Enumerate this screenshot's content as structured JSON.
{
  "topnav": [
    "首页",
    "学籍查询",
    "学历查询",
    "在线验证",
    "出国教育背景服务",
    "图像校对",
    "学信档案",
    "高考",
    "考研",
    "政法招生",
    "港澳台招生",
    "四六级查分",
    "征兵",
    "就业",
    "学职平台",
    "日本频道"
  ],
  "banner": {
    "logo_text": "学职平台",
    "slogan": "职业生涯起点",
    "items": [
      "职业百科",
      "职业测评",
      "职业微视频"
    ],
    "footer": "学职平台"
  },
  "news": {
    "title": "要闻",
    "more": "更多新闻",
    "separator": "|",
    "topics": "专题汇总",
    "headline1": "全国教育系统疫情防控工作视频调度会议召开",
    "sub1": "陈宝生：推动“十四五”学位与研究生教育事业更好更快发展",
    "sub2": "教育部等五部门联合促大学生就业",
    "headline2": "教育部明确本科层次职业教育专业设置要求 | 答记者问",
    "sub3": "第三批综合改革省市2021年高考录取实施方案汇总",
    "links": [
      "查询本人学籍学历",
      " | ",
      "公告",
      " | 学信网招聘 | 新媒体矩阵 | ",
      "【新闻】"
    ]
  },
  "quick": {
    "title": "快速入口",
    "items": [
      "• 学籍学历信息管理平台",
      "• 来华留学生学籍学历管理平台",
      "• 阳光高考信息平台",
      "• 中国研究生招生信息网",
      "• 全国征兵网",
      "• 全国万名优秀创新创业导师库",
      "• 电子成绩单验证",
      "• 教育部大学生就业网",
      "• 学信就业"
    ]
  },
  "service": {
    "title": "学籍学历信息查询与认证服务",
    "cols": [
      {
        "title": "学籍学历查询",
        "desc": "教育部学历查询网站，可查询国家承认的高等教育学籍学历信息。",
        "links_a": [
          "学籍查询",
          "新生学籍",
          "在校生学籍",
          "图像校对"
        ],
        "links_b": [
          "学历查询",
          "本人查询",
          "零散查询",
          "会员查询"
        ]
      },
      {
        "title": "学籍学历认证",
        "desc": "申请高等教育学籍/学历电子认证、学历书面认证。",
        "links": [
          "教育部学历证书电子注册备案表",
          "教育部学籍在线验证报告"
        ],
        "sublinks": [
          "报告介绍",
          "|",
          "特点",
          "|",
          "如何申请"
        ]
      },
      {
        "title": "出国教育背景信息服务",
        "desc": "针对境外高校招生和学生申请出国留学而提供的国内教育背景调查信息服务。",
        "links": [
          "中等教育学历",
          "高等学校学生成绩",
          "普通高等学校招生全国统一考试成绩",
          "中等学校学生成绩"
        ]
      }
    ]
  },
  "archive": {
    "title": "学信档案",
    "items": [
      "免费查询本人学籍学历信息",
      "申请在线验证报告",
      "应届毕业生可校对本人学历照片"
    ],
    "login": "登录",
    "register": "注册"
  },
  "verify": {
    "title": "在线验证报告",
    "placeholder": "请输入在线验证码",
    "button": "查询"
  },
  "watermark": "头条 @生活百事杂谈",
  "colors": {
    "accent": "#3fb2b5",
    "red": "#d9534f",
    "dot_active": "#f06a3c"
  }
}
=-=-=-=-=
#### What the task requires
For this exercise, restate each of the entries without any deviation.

#### Solution to the problem
Enumerate this screenshot's content as structured JSON.
{
  "topnav": [
    "首页",
    "学籍查询",
    "学历查询",
    "在线验证",
    "出国教育背景服务",
    "图像校对",
    "学信档案",
    "高考",
    "考研",
    "政法招生",
    "港澳台招生",
    "四六级查分",
    "征兵",
    "就业",
    "学职平台",
    "日本频道"
  ],
  "banner": {
    "logo_text": "学职平台",
    "slogan": "职业生涯起点",
    "items": [
      "职业百科",
      "职业测评",
      "职业微视频"
    ],
    "footer": "学职平台"
  },
  "news": {
    "title": "要闻",
    "more": "更多新闻",
    "separator": "|",
    "topics": "专题汇总",
    "headline1": "全国教育系统疫情防控工作视频调度会议召开",
    "sub1": "陈宝生：推动“十四五”学位与研究生教育事业更好更快发展",
    "sub2": "教育部等五部门联合促大学生就业",
    "headline2": "教育部明确本科层次职业教育专业设置要求 | 答记者问",
    "sub3": "第三批综合改革省市2021年高考录取实施方案汇总",
    "links": [
      "查询本人学籍学历",
      " | ",
      "公告",
      " | 学信网招聘 | 新媒体矩阵 | ",
      "【新闻】"
    ]
  },
  "quick": {
    "title": "快速入口",
    "items": [
      "• 学籍学历信息管理平台",
      "• 来华留学生学籍学历管理平台",
      "• 阳光高考信息平台",
      "• 中国研究生招生信息网",
      "• 全国征兵网",
      "• 全国万名优秀创新创业导师库",
      "• 电子成绩单验证",
      "• 教育部大学生就业网",
      "• 学信就业"
    ]
  },
  "service": {
    "title": "学籍学历信息查询与认证服务",
    "cols": [
      {
        "title": "学籍学历查询",
        "desc": "教育部学历查询网站，可查询国家承认的高等教育学籍学历信息。",
        "links_a": [
          "学籍查询",
          "新生学籍",
          "在校生学籍",
          "图像校对"
        ],
        "links_b": [
          "学历查询",
          "本人查询",
          "零散查询",
          "会员查询"
        ]
      },
      {
        "title": "学籍学历认证",
        "desc": "申请高等教育学籍/学历电子认证、学历书面认证。",
        "links": [
          "教育部学历证书电子注册备案表",
          "教育部学籍在线验证报告"
        ],
        "sublinks": [
          "报告介绍",
          "|",
          "特点",
          "|",
          "如何申请"
        ]
      },
      {
        "title": "出国教育背景信息服务",
        "desc": "针对境外高校招生和学生申请出国留学而提供的国内教育背景调查信息服务。",
        "links": [
          "中等教育学历",
          "高等学校学生成绩",
          "普通高等学校招生全国统一考试成绩",
          "中等学校学生成绩"
        ]
      }
    ]
  },
  "archive": {
    "title": "学信档案",
    "items": [
      "免费查询本人学籍学历信息",
      "申请在线验证报告",
      "应届毕业生可校对本人学历照片"
    ],
    "login": "登录",
    "register": "注册"
  },
  "verify": {
    "title": "在线验证报告",
    "placeholder": "请输入在线验证码",
    "button": "查询"
  },
  "watermark": "头条 @生活百事杂谈",
  "colors": {
    "accent": "#3fb2b5",
    "red": "#d9534f",
    "dot_active": "#f06a3c"
  }
}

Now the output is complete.